3 General Information about Early Childhood Reviews

ERO’s Evaluation Framework

ERO’s overarching question for an early childhood education review is ‘How well placed is this service to promote positive learning outcomes for children?’ ERO focuses on the following factors as described in the bicultural framework Ngā Pou Here:

Pou Whakahaere – how the service determines its vision, philosophy and direction to ensure positive outcomes for children

Pou Ārahi – how leadership is enacted to enhance positive outcomes for children

Mātauranga – whose knowledge is valued and how the curriculum is designed to achieve positive outcomes for children

Tikanga whakaako – how approaches to teaching and learning respond to diversity and support positive outcomes for children.

Within these areas ERO considers the effectiveness of arotake – self review and of whanaungatanga – partnerships with parents and whānau.

ERO evaluates how well placed a service is to sustain good practice and make ongoing improvements for the benefit of all children at the service.

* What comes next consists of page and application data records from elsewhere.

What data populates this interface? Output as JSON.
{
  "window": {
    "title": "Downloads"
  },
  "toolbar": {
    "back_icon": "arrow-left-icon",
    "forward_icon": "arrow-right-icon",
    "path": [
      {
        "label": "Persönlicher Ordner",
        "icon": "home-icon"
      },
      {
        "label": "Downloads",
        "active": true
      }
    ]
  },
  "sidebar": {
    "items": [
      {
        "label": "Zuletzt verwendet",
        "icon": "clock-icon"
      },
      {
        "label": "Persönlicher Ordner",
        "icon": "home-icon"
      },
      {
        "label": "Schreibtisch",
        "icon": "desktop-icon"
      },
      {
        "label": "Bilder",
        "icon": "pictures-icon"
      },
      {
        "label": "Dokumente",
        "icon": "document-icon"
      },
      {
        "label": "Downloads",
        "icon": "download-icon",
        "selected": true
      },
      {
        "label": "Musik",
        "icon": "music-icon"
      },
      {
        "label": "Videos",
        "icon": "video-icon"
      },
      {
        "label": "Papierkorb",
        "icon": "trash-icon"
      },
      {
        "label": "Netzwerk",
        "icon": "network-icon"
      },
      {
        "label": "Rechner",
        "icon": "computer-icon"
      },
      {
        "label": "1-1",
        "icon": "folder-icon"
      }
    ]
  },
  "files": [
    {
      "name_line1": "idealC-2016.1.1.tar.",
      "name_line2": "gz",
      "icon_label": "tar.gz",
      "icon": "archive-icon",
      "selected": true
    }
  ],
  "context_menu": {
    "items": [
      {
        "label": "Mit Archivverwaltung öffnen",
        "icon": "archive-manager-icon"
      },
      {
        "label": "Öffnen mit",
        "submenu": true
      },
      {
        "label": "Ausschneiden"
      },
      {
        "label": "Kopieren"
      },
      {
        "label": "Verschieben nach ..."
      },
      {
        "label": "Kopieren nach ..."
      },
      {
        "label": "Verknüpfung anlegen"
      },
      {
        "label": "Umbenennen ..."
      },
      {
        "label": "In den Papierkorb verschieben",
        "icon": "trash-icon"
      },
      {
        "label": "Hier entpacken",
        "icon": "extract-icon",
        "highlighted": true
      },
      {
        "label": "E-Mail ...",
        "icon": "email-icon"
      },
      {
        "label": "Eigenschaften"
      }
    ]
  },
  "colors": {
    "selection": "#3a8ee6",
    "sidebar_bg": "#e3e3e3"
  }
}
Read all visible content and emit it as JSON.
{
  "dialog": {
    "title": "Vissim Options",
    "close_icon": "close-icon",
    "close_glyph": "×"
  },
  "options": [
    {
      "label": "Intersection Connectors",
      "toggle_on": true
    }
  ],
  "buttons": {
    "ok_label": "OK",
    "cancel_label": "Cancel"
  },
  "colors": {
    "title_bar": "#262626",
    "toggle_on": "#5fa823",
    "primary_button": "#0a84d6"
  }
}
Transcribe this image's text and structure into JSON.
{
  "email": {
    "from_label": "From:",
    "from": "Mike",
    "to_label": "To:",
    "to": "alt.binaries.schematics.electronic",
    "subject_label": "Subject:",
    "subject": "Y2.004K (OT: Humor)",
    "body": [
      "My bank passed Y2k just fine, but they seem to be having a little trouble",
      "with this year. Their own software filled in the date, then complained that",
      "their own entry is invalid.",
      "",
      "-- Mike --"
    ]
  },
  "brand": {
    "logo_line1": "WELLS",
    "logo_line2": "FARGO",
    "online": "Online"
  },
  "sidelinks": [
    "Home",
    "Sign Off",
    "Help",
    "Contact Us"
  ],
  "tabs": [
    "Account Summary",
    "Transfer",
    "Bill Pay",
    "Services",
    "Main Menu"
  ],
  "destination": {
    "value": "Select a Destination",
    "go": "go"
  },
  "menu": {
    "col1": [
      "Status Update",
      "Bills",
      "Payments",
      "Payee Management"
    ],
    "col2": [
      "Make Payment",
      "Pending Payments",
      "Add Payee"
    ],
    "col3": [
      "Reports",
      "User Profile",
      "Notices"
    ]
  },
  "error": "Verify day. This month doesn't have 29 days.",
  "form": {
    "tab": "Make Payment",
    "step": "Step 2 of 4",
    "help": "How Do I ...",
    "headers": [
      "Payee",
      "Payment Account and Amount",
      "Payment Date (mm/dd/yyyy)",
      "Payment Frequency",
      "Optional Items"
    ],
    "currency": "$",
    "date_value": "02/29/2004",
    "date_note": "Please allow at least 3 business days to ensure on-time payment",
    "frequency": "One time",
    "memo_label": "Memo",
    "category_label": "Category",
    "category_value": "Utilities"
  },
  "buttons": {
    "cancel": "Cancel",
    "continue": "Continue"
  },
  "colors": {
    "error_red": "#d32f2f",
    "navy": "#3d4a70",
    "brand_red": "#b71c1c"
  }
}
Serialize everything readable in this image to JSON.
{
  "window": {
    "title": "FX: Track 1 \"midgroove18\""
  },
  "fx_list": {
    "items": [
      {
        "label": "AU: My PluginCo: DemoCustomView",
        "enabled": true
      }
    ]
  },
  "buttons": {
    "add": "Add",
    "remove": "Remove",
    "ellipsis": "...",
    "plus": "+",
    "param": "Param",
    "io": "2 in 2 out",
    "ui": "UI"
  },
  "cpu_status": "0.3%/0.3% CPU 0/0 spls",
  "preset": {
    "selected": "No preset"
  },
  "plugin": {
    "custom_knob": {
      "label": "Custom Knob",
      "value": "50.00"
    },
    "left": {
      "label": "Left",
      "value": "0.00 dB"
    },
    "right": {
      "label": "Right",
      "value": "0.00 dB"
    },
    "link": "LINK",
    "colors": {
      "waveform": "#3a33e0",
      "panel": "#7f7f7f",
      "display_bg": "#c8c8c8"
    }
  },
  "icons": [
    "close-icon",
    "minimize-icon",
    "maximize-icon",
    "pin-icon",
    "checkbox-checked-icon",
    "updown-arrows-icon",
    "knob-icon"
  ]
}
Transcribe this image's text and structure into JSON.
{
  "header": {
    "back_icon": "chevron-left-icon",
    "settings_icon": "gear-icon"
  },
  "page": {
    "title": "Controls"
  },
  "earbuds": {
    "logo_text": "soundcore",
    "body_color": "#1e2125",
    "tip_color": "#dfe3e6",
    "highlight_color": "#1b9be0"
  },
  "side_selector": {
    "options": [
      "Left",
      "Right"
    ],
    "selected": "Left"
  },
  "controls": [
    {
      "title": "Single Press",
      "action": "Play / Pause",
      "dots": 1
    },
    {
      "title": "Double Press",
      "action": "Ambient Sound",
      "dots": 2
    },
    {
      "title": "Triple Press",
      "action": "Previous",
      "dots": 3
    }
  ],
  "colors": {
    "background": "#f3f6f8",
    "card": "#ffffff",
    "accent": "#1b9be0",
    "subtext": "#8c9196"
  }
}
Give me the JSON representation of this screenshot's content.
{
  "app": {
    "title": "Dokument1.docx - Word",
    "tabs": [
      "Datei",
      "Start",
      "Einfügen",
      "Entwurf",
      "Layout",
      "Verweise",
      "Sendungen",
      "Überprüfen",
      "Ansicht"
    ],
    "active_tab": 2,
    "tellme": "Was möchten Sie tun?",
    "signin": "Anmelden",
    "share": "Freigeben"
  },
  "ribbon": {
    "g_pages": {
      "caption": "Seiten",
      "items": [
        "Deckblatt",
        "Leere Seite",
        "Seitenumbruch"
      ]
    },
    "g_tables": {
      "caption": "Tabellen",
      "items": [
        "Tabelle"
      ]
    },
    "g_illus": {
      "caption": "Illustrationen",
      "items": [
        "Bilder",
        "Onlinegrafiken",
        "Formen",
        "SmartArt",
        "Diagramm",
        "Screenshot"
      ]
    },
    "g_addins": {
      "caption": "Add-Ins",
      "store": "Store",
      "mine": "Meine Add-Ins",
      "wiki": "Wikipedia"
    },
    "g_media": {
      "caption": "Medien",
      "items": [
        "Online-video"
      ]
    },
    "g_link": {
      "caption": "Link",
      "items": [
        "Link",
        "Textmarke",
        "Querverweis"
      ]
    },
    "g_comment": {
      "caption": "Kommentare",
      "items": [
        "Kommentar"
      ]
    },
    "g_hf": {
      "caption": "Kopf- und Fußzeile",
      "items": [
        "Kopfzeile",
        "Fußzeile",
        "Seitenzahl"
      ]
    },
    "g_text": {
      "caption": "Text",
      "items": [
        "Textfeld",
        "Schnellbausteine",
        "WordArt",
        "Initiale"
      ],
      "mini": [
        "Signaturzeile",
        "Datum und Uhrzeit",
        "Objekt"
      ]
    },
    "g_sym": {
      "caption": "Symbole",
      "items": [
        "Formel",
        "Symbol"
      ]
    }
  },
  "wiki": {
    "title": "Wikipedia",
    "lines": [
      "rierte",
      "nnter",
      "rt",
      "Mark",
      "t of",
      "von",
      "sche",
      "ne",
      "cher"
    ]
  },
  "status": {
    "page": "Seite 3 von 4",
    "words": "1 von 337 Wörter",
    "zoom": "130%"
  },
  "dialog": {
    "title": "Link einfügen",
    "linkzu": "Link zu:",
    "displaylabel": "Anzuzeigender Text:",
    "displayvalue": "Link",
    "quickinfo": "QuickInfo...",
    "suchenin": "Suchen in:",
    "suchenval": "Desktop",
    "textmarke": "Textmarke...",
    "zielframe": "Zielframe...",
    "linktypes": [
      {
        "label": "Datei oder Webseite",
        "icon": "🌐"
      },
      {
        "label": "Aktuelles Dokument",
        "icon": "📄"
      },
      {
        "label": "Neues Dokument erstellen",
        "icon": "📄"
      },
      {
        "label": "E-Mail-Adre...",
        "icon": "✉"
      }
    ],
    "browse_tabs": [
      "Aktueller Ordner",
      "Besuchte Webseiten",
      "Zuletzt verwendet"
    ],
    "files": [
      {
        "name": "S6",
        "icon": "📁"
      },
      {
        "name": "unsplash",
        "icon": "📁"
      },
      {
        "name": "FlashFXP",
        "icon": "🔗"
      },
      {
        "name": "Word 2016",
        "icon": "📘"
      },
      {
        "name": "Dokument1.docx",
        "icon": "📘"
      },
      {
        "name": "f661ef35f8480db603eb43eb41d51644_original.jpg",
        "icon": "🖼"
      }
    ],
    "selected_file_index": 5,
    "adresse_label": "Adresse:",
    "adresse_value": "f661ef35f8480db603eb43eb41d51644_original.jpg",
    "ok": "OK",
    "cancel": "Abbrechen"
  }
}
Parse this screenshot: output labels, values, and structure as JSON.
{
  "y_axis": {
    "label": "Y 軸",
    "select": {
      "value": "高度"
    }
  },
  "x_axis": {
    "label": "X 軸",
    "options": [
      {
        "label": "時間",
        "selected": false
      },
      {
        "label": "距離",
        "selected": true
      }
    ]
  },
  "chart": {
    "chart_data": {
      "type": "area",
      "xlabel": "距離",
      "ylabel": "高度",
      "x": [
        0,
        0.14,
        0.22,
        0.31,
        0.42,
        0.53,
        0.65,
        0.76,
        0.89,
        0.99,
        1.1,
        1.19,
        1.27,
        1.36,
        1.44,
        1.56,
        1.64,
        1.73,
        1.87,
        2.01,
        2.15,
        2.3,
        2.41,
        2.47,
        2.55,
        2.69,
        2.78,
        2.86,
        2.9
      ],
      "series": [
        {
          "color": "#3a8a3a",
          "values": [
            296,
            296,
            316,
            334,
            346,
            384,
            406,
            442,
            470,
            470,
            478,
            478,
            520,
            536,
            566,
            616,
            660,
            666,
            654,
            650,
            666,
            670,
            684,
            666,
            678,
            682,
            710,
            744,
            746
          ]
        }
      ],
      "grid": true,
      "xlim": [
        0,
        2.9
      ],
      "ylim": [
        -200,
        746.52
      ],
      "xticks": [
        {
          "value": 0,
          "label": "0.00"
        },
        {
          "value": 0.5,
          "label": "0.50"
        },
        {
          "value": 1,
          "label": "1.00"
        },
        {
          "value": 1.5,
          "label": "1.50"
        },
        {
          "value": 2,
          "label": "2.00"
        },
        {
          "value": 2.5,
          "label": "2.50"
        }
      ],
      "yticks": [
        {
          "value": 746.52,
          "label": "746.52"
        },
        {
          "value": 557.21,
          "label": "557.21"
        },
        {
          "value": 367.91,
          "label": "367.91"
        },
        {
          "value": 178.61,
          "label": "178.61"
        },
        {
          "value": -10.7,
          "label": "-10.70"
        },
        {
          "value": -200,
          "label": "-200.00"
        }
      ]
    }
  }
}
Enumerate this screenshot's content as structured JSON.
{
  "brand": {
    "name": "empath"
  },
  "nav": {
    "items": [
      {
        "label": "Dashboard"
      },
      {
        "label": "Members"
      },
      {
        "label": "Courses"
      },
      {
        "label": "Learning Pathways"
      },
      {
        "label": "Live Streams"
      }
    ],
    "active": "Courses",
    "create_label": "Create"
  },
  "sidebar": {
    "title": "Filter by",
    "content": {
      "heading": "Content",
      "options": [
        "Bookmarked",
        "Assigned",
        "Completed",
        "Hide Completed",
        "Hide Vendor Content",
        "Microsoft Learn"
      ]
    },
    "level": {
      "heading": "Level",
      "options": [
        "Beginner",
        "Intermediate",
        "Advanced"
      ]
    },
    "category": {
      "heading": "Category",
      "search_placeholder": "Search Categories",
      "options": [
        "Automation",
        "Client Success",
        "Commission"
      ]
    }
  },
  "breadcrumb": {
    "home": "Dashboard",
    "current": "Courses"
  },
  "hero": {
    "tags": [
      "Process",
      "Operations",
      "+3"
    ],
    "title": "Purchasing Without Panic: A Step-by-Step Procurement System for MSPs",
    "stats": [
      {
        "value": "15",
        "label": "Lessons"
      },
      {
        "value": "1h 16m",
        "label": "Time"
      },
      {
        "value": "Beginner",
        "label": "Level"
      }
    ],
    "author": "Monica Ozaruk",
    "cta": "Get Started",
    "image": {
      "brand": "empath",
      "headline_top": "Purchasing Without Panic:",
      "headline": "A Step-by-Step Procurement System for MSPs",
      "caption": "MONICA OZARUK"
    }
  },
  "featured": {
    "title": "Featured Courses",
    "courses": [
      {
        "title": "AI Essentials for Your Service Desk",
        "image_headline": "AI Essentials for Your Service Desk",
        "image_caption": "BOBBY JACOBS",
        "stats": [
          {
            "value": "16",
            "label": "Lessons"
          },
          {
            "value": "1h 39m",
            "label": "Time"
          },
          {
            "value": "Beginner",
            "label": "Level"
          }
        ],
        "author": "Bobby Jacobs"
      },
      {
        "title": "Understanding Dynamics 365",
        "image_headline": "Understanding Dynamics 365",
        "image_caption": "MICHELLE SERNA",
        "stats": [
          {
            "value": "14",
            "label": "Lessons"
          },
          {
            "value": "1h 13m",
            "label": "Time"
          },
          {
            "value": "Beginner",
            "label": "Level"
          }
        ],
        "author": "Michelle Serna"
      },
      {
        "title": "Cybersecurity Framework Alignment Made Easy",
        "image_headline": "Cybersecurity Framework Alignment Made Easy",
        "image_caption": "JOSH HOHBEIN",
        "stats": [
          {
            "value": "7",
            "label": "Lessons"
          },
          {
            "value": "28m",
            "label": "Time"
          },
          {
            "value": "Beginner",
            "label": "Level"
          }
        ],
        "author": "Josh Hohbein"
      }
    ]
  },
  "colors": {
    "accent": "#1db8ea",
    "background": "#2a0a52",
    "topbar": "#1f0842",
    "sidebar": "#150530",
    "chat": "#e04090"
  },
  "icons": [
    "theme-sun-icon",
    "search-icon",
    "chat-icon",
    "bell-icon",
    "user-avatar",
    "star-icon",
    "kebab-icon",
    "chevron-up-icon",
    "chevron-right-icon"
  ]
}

A focus for the government is that all children, especially priority learners, have an opportunity to benefit from quality early childhood education. ERO will report on how well each service promotes positive outcomes for all children, with a focus on children who are Māori, Pacific, have diverse needs, and are up to the age of two.

For more information about the framework and Ngā Pou Here refer to ERO’s Approach to Review in Early Childhood Services.

ERO’s Overall Judgement and Next Review

The overall judgement that ERO makes and the timing of the next review will depend on how well placed a service is to promote positive learning outcomes for children. The categories are:

  • Very well placed – The next ERO review in four years
  • Well placed – The next ERO review in three years
  • Requires further development – The next ERO review within two years
  • Not well placed - The next ERO review in consultation with the Ministry of Education

ERO has developed criteria for each category. These are available on ERO’s website.

Review Coverage

ERO reviews are tailored to each service’s context and performance, within the overarching review framework. The aim is to provide information on aspects that are central to positive outcomes for children and useful to the service.